#### A 360 degree camera that sees in 3D (w/ Video)

December 1, 2010

Surround sight has come to the camera. Inspired by the eye of a fly, EPFL scientists have invented a camera that can take pictures and film in 360° and reconstruct the images in 3D.

#### Researchers Teach Computers to Search for Photos Based on Their Contents

October 8, 2008

A pair of Penn State researchers has developed a statistical approach, called Automatic Linguistic Indexing of Pictures in Real-Time (ALIPR), that one day could make it easier to search the Internet for photographs. The public ...

#### Patients find computer imaging before rhinoplasty moderately accurate, useful

November 15, 2010

Computer imaging to predict how patients will look following plastic surgery involving the nose appears to be moderately accurate, and patients value its inclusion in the preoperative consultation, according to a report in ...

#### New technology could make TV more exciting

February 2, 2005

Live TV outside broadcasts that combine real action and computer-generated images could become possible for the first time, thanks to camera navigation technology now under development.

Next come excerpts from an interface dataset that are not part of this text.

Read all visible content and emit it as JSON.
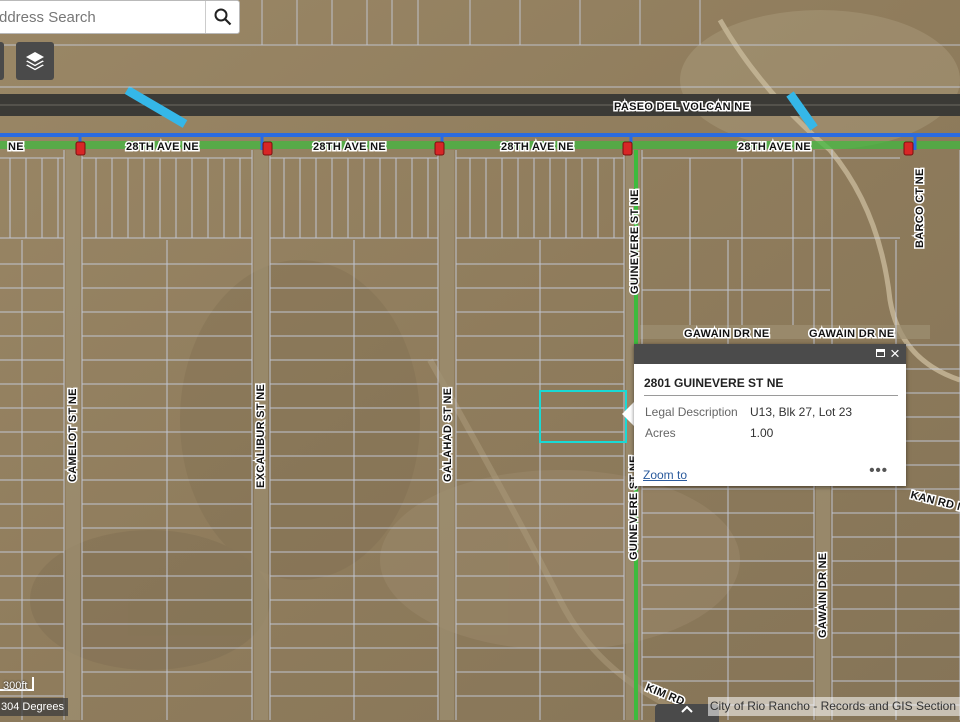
{
  "search": {
    "placeholder": "ddress Search"
  },
  "map": {
    "highway_label": "PASEO DEL VOLCAN NE",
    "street_labels": [
      {
        "id": "label-28th-0",
        "text": "NE"
      },
      {
        "id": "label-28th-1",
        "text": "28TH AVE NE"
      },
      {
        "id": "label-28th-2",
        "text": "28TH AVE NE"
      },
      {
        "id": "label-28th-3",
        "text": "28TH AVE NE"
      },
      {
        "id": "label-28th-4",
        "text": "28TH AVE NE"
      },
      {
        "id": "label-barco",
        "text": "BARCO CT NE"
      },
      {
        "id": "label-guinevere-n",
        "text": "GUINEVERE ST NE"
      },
      {
        "id": "label-gawain-dr-1",
        "text": "GAWAIN DR NE"
      },
      {
        "id": "label-gawain-dr-2",
        "text": "GAWAIN DR NE"
      },
      {
        "id": "label-camelot",
        "text": "CAMELOT ST NE"
      },
      {
        "id": "label-excalibur",
        "text": "EXCALIBUR ST NE"
      },
      {
        "id": "label-galahad",
        "text": "GALAHAD ST NE"
      },
      {
        "id": "label-guinevere-s",
        "text": "GUINEVERE ST NE"
      },
      {
        "id": "label-kan",
        "text": "KAN RD NE"
      },
      {
        "id": "label-gawain-s",
        "text": "GAWAIN DR NE"
      },
      {
        "id": "label-kim",
        "text": "KIM RD"
      }
    ]
  },
  "popup": {
    "title": "2801 GUINEVERE ST NE",
    "attributes": [
      {
        "name": "Legal Description",
        "value": "U13, Blk 27, Lot 23"
      },
      {
        "name": "Acres",
        "value": "1.00"
      }
    ],
    "zoom_link": "Zoom to",
    "more": "•••",
    "close": "×"
  },
  "footer": {
    "scale": "300ft",
    "heading": "304 Degrees",
    "attribution": "City of Rio Rancho - Records and GIS Section"
  },
  "colors": {
    "parcel_line": "#c9d1e4",
    "selected_parcel": "#19d9d4",
    "trail": "#3dbb3d",
    "water_main": "#2a6be0",
    "highway_bridge": "#35b7e8"
  },
  "icons": {
    "search": "search-icon",
    "layers": "layers-icon",
    "hydrant": "hydrant-icon",
    "maximize": "maximize-icon",
    "close": "close-icon"
  }
}
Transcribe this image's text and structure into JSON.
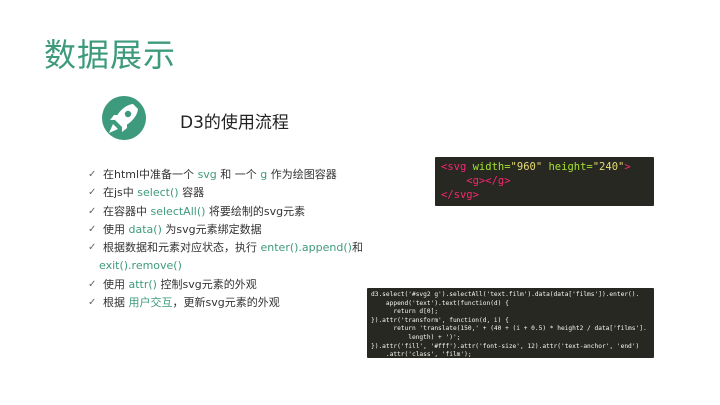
{
  "slide": {
    "title": "数据展示",
    "subtitle": "D3的使用流程",
    "icon": "rocket-icon",
    "accent_color": "#3e9a7c"
  },
  "steps": [
    {
      "pre": "在html中准备一个 ",
      "h1": "svg",
      "mid": " 和 一个 ",
      "h2": "g",
      "post": " 作为绘图容器"
    },
    {
      "pre": "在js中 ",
      "h1": "select()",
      "mid": " 容器",
      "h2": "",
      "post": ""
    },
    {
      "pre": "在容器中 ",
      "h1": "selectAll()",
      "mid": " 将要绘制的svg元素",
      "h2": "",
      "post": ""
    },
    {
      "pre": "使用 ",
      "h1": "data()",
      "mid": " 为svg元素绑定数据",
      "h2": "",
      "post": ""
    },
    {
      "pre": "根据数据和元素对应状态，执行 ",
      "h1": "enter().append()",
      "mid": "和",
      "h2": "",
      "post": ""
    },
    {
      "pre": "exit().remove()",
      "h1": "",
      "mid": "",
      "h2": "",
      "post": ""
    },
    {
      "pre": "使用 ",
      "h1": "attr()",
      "mid": " 控制svg元素的外观",
      "h2": "",
      "post": ""
    },
    {
      "pre": "根据 ",
      "h1": "用户交互",
      "mid": "，更新svg元素的外观",
      "h2": "",
      "post": ""
    }
  ],
  "check_mark": "✓",
  "code1": {
    "l1_open": "<svg ",
    "l1_attr1": "width=",
    "l1_val1": "\"960\"",
    "l1_attr2": " height=",
    "l1_val2": "\"240\"",
    "l1_close": ">",
    "l2": "    <g></g>",
    "l3": "</svg>"
  },
  "code2": {
    "lines": [
      "d3.select('#svg2 g').selectAll('text.film').data(data['films']).enter().",
      "    append('text').text(function(d) {",
      "      return d[0];",
      "}).attr('transform', function(d, i) {",
      "      return 'translate(150,' + (40 + (i + 0.5) * height2 / data['films'].",
      "          length) + ')';",
      "}).attr('fill', '#fff').attr('font-size', 12).attr('text-anchor', 'end')",
      "    .attr('class', 'film');"
    ]
  }
}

The work is opening up the prospect ...

## Recommended for you

#### Energy from electric cars could power our lives—but only if we improve the system

November 22, 2017

Power stored in electric cars could be sent back to the grid - thereby supporting the grid and acting as a potential storage for clean energy - but it will only be economically viable if we upgrade the system first. In a ...

#### A 'half-hearted' solution to one-sided heart failure—Soft robotic system provides support

November 22, 2017

Soft robotic actuators, which are pneumatic artificial muscles designed and programmed to perform lifelike motions, have recently emerged as an attractive alternative to more rigid components that have conventionally been ...

#### Uber reveals cover-up of hack affecting 57M riders, drivers (Update)

November 22, 2017

Uber is coming clean about its cover-up of a year-old hacking attack that stole personal information about more than 57 million of the beleaguered ride-hailing service's customers and drivers.

#### US regulator unveils plan to end 'net neutrality' (Update)

November 21, 2017

The top US telecom regulator formally unveiled plans Tuesday to roll back "net neutrality" rules adopted in 2015 aimed at treating all online traffic equally.

#### New human mobility prediction model offers scalability, requires less data

November 21, 2017

A new method to predict human mobility—which can be used to chart the potential spread of disease or determine rush hour bottlenecks—has been developed by a team of researchers, including one from Arizona State University.

#### Volvo to supply Uber with self-driving cars (Update)

November 20, 2017

Swedish carmaker Volvo Cars said Monday it has signed an agreement to supply "tens of thousands" of self-driving cars to Uber, as the ride-sharing company battles a number of different controversies.

## 5 comments

Adjust slider to filter visible comments by rank

Display comments: newest first

##### fixer
not rated yet Jan 10, 2011
Sim city...
##### nuge
not rated yet Jan 10, 2011
It won't be long until Google Earth 3D is launched
##### scidog
not rated yet Jan 11, 2011
i'm sure this is just the up front, public release of a system that the military uses to look thru Kim Jong il's bathroom window.
##### nevermark
not rated yet Jan 11, 2011
Next Grand Theft Auto in a true to life recreated city? That would be something to learn a real city through a game.

I vote for Chechnya Russia or Ciudad Jaurez, Mexico. Either one would make New York, Miami or Los Angeles look like an organized crime holiday.
##### El_Nose
not rated yet Jan 13, 2011
Combine this with Microsoft Image Composite Editor and Multi-Image Fusion and you could have something unbelieveable ...

goto to youtube and type in the keywords Multi-Image Fusion and watch the video

now combine that concept with lets say Google Earth + every picture on the internet that has a shot of landscape -- I'm talking google's image archive + a full web crawl of facebook and flikr and think of what you could create.

Please sign in to add a comment. Registration is free, and takes less than a minute. Read more

Click here to reset your password.
Sign in to get notified via email when new comments are made.